[Dataset rows describing interfaces]

━━━━━━━━━━━━━━━━━━━━━━━━━━━━━━

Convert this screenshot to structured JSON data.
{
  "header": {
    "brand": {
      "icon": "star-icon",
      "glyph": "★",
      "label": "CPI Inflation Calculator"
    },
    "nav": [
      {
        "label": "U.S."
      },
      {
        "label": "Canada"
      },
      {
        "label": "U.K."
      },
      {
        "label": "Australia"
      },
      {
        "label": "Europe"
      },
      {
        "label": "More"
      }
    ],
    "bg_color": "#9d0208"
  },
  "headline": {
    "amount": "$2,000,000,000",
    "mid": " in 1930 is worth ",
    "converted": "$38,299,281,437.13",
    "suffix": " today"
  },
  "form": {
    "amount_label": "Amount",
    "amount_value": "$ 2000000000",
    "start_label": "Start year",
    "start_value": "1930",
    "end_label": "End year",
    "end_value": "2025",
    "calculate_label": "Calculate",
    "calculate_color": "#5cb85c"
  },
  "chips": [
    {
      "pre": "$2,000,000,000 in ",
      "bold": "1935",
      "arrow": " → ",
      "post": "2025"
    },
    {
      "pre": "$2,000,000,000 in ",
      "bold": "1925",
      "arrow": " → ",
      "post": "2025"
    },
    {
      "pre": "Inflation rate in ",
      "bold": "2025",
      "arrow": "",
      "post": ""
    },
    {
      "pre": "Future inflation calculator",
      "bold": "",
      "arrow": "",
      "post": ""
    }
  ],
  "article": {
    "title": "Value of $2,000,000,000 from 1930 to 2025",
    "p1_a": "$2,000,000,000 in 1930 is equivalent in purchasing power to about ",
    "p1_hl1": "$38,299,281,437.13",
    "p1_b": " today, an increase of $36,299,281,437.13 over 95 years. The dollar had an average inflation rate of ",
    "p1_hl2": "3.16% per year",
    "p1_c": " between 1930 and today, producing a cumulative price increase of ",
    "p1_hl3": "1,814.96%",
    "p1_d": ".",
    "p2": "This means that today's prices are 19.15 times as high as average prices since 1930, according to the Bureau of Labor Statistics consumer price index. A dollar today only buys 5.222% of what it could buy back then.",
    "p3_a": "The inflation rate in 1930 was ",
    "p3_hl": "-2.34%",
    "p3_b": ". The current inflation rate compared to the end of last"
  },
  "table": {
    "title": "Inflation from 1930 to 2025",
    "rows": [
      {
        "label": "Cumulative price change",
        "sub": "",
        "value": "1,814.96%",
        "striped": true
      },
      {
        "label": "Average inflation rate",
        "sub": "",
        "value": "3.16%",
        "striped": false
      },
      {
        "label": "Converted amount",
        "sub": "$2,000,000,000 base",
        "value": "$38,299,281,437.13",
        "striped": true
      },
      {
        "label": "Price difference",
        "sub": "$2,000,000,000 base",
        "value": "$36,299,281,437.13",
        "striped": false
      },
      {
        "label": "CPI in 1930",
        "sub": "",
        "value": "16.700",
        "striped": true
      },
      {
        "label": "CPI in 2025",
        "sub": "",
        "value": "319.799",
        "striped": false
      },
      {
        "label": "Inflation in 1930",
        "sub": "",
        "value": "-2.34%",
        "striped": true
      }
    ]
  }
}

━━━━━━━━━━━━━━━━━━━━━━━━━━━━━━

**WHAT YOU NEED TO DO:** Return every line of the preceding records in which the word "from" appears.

**ANSWER TO THIS TASK:**
    "title": "Value of $2,000,000,000 from 1930 to 2025",
    "title": "Inflation from 1930 to 2025",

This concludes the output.